When we take on the exciting new adventure of living in a new state we rarely think about how our insurance may be affected. We know we need it but What Insurance is Required by Law?
Insurance requirements vary from state to state so I’m going to tell about Texas and their current regulations. When purchasing that brand-new car or that dream home for you and your family there are a couple of things to keep in mind to stay insured and legal. I have broken these requirements by insurance type:
As a Texas driver, state law requires that you purchase and maintain auto insurance as an indication of your proof of financial responsibility. In fact, you will not be able to register your vehicle with the State of Texas without furnishing proof that your vehicle is currently insured in your name. The minimum levels of auto insurance coverage that are mandated by Texas law are $30,000 in bodily injury coverage per person, $60,000 in bodily injury coverage total per incident and $25,000 in property damage coverage per incident.
State law does not require you to purchase additional insurance policies such as uninsured motorist or personal injury protection but keep in mind liability insurance only covers damage to other people’s vehicles, not yours so talk to an agent about the right coverage for you.
Once you acquire auto insurance, you will need to carry proof that you are insured whenever you drive in Texas. In most cases, your insurance company will furnish you with an insurance card that contains all pertinent information about your auto insurance policy. If you are not in possession of proof of insurance at all times while you are driving, you could face fines up to $350. Furthermore, if you are found guilty of a second offense, your driver’s license could be suspended and your fine could reach up to $1000.
When it comes to homeowners insurance, everything is certainly bigger in Texas. There are no Texas laws that enforce home insurance coverage, but lenders may require you to purchase home insurance coverage as a stipulation of your mortgage. Once the mortgage or lien is paid off, you can then decide to retain or drop the required coverage at your leisure.

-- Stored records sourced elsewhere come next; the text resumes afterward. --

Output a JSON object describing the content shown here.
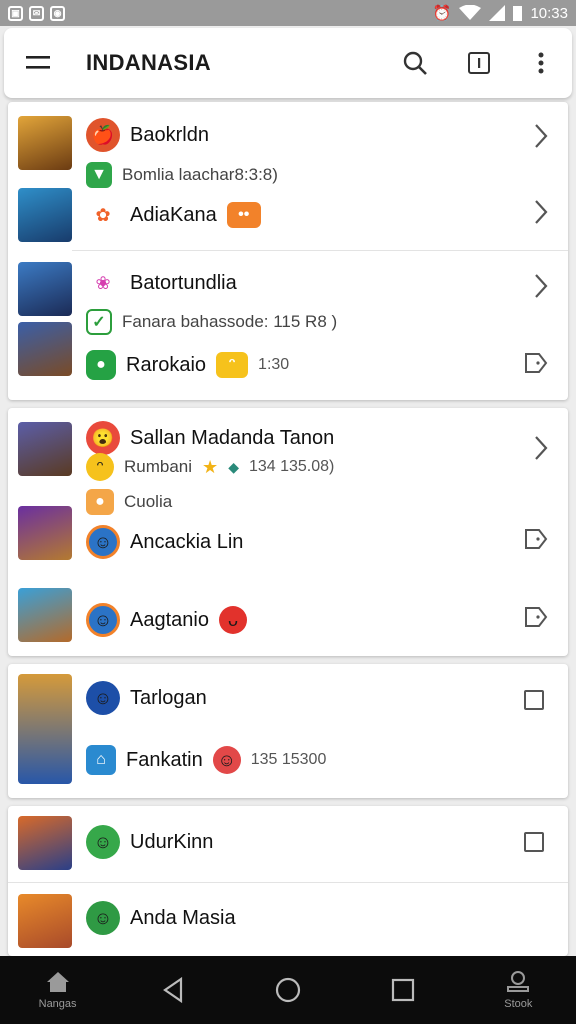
{
  "status_bar": {
    "time": "10:33"
  },
  "app_bar": {
    "title": "INDANASIA",
    "icons": [
      "menu-icon",
      "search-icon",
      "info-icon",
      "more-vert-icon"
    ]
  },
  "cards": [
    {
      "rows": [
        {
          "name": "Baokrldn",
          "sub": "",
          "meta": ""
        },
        {
          "name": "",
          "sub": "Bomlia laachar8:3:8)",
          "meta": ""
        },
        {
          "name": "AdiaKana",
          "sub": "",
          "meta": ""
        }
      ]
    },
    {
      "rows": [
        {
          "name": "Batortundlia",
          "sub": "",
          "meta": ""
        },
        {
          "name": "",
          "sub": "Fanara bahassode: 115 R8 )",
          "meta": ""
        },
        {
          "name": "Rarokaio",
          "sub": "",
          "meta": "1:30"
        }
      ]
    },
    {
      "rows": [
        {
          "name": "Sallan Madanda Tanon",
          "sub": "",
          "meta": ""
        },
        {
          "name": "Rumbani",
          "sub": "",
          "meta": "134 135.08)"
        },
        {
          "name": "",
          "sub": "Cuolia",
          "meta": ""
        },
        {
          "name": "Ancackia Lin",
          "sub": "",
          "meta": ""
        },
        {
          "name": "Aagtanio",
          "sub": "",
          "meta": ""
        }
      ]
    },
    {
      "rows": [
        {
          "name": "Tarlogan",
          "sub": "",
          "meta": ""
        },
        {
          "name": "Fankatin",
          "sub": "",
          "meta": "135 15300"
        }
      ]
    },
    {
      "rows": [
        {
          "name": "UdurKinn",
          "sub": "",
          "meta": ""
        },
        {
          "name": "Anda Masia",
          "sub": "",
          "meta": ""
        }
      ]
    }
  ],
  "nav_bar": {
    "items": [
      {
        "label": "Nangas",
        "icon": "home-icon"
      },
      {
        "label": "",
        "icon": "back-icon"
      },
      {
        "label": "",
        "icon": "home-circle-icon"
      },
      {
        "label": "",
        "icon": "recents-icon"
      },
      {
        "label": "Stook",
        "icon": "profile-icon"
      }
    ]
  }
}
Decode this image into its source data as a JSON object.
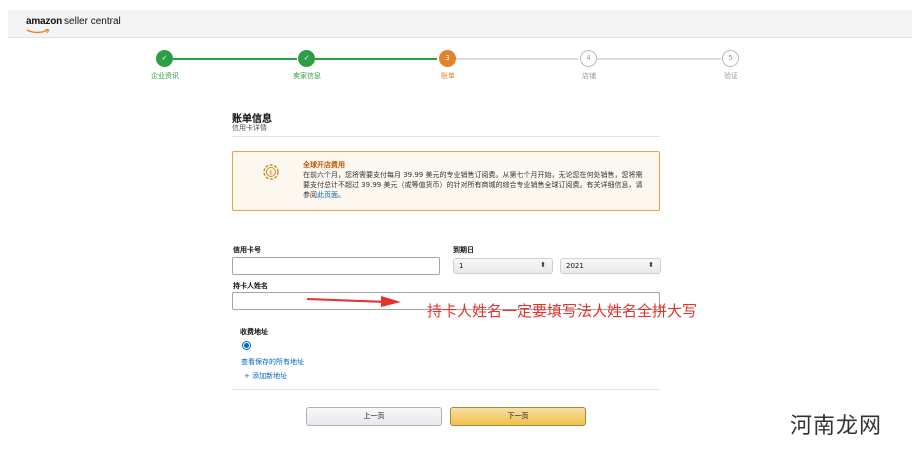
{
  "header": {
    "logo_brand": "amazon",
    "logo_product": "seller central"
  },
  "steps": [
    {
      "label": "企业资讯",
      "state": "done",
      "marker": "✓"
    },
    {
      "label": "卖家信息",
      "state": "done",
      "marker": "✓"
    },
    {
      "label": "账单",
      "state": "current",
      "marker": "3"
    },
    {
      "label": "店铺",
      "state": "todo",
      "marker": "4"
    },
    {
      "label": "验证",
      "state": "todo",
      "marker": "5"
    }
  ],
  "section": {
    "title": "账单信息",
    "subtitle": "信用卡详情"
  },
  "notice": {
    "title": "全球开店费用",
    "body": "在前六个月，您将需要支付每月 39.99 美元的专业销售订阅费。从第七个月开始，无论您在何处销售，您将需要支付总计不超过 39.99 美元（或等值货币）的针对所有商城的综合专业销售全球订阅费。有关详细信息，请参阅",
    "link": "此页面",
    "end": "。"
  },
  "fields": {
    "card_number_label": "信用卡号",
    "expiry_label": "到期日",
    "expiry_month": "1",
    "expiry_year": "2021",
    "cardholder_label": "持卡人姓名"
  },
  "annotation": "持卡人姓名一定要填写法人姓名全拼大写",
  "address": {
    "label": "收费地址",
    "view_all": "查看保存的所有地址",
    "add_new": "+ 添加新地址"
  },
  "buttons": {
    "prev": "上一页",
    "next": "下一页"
  },
  "watermark": "河南龙网",
  "colors": {
    "done": "#2e9e45",
    "current": "#e4812b",
    "annotation": "#e5322d",
    "link": "#0066c0"
  }
}
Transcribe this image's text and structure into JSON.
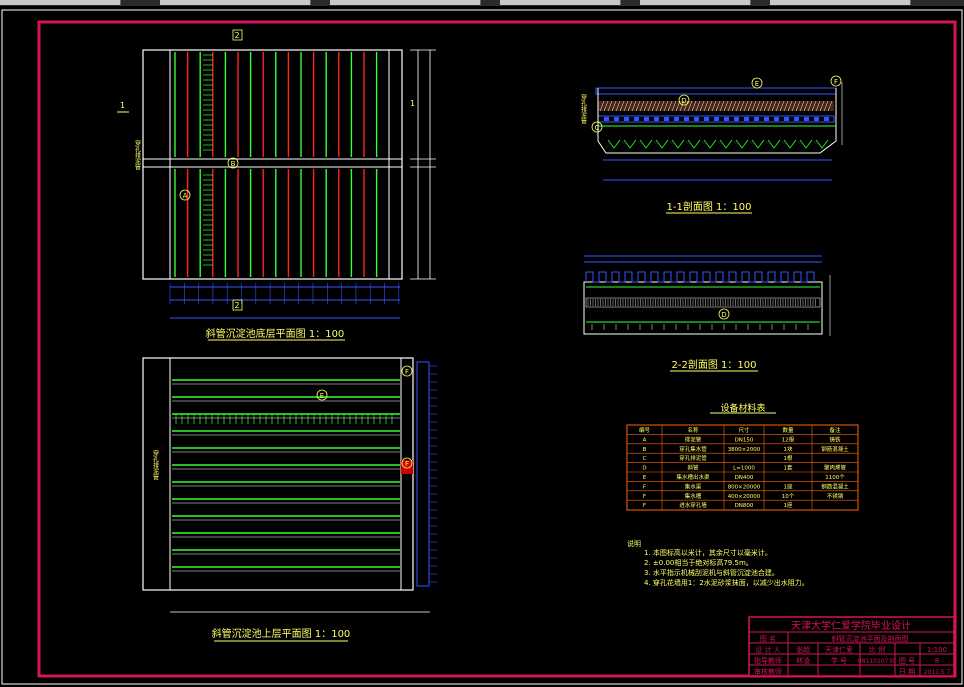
{
  "titles": {
    "bottom_plan": "斜管沉淀池底层平面图 1：100",
    "top_plan": "斜管沉淀池上层平面图 1：100",
    "section_11": "1-1剖面图 1：100",
    "section_22": "2-2剖面图 1：100",
    "materials": "设备材料表"
  },
  "markers": {
    "A": "A",
    "B": "B",
    "C": "C",
    "D": "D",
    "E": "E",
    "F": "F",
    "sec1": "1",
    "sec2": "2"
  },
  "side_labels": {
    "left_vertical": "穿孔排泥管"
  },
  "materials_table": {
    "headers": [
      "编号",
      "名称",
      "尺寸",
      "数量",
      "备注"
    ],
    "rows": [
      [
        "A",
        "排泥管",
        "DN150",
        "12根",
        "铸铁"
      ],
      [
        "B",
        "穿孔集水管",
        "3800×2000",
        "1块",
        "钢筋混凝土"
      ],
      [
        "C",
        "穿孔排泥管",
        "",
        "1根",
        ""
      ],
      [
        "D",
        "斜管",
        "L=1000",
        "1套",
        "聚丙烯管"
      ],
      [
        "E",
        "集水槽出水渠",
        "DN400",
        "",
        "1100个"
      ],
      [
        "F",
        "集水渠",
        "800×20000",
        "1座",
        "钢筋混凝土"
      ],
      [
        "F",
        "集水槽",
        "400×20000",
        "10个",
        "不锈钢"
      ],
      [
        "F",
        "进水穿孔墙",
        "DN800",
        "1座",
        ""
      ]
    ]
  },
  "notes": {
    "heading": "说明",
    "items": [
      "1.  本图标高以米计，其余尺寸以毫米计。",
      "2.  ±0.00相当于绝对标高79.5m。",
      "3.  水平指示机械刮泥机与斜管沉淀池合建。",
      "4.  穿孔花墙用1：2水泥砂浆抹面，以减少出水阻力。"
    ]
  },
  "title_block": {
    "school": "天津大学仁爱学院毕业设计",
    "row1": [
      "图  名",
      "斜管沉淀池平面及剖面图"
    ],
    "row2": [
      "设 计 人",
      "张超",
      "天津仁爱",
      "比 例",
      "1:100"
    ],
    "row3": [
      "指导教师",
      "林凌",
      "学 号",
      "0811010730",
      "图 号",
      "8"
    ],
    "row4": [
      "审核教师",
      "",
      "",
      "",
      "日 期",
      "2011.5.7"
    ]
  }
}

Texas law states that while your bank lender can require homeowner’s insurance on your mortgaged home, the lender cannot request coverage that exceeds the value of replacing the dwelling and your personal possessions, regardless of the total mortgage loan amount. When determining the replacement cost of the home, the bank lender also cannot take the home’s fair market value into account, which could raise your overall coverage requirement.
If you do not qualify for insurance through private carriers then you may qualify for coverage through the Texas Fair Plan or Texas Windstorm Insurance Association. Which allows those that are disqualified from standard markets to still purchase insurance and satisfy lender requirements.
If you live in a “special flood hazard area,” which means that you have a one-percent or higher risk of annual flood damage, your lender can require you to obtain flood insurance from the NFIP, or National Flood Insurance Program. You are also required to purchase flood insurance from the NFIP to qualify for Windstorm Insurance from the Texas Windstorm Insurance Association, but only if your home is in flood zones V, VE, or V1-V30. The Federal Emergency Management Agency website provides flood zone maps for Texas counties for you to review before purchasing a property. https://www.fema.gov/
Life insurance is not required by law. There are scenarios where life insurance can be required such as a loan institution requiring you to carry a life insurance policy large enough to cover the debt in case of death. There are scenarios in court cases such as a divorce where life insurance is court ordered to cover alimony or child support. But overall, life insurance is not required by law.
Dustin Harwell is an Insurance Agent for Gibraltar Insurance Services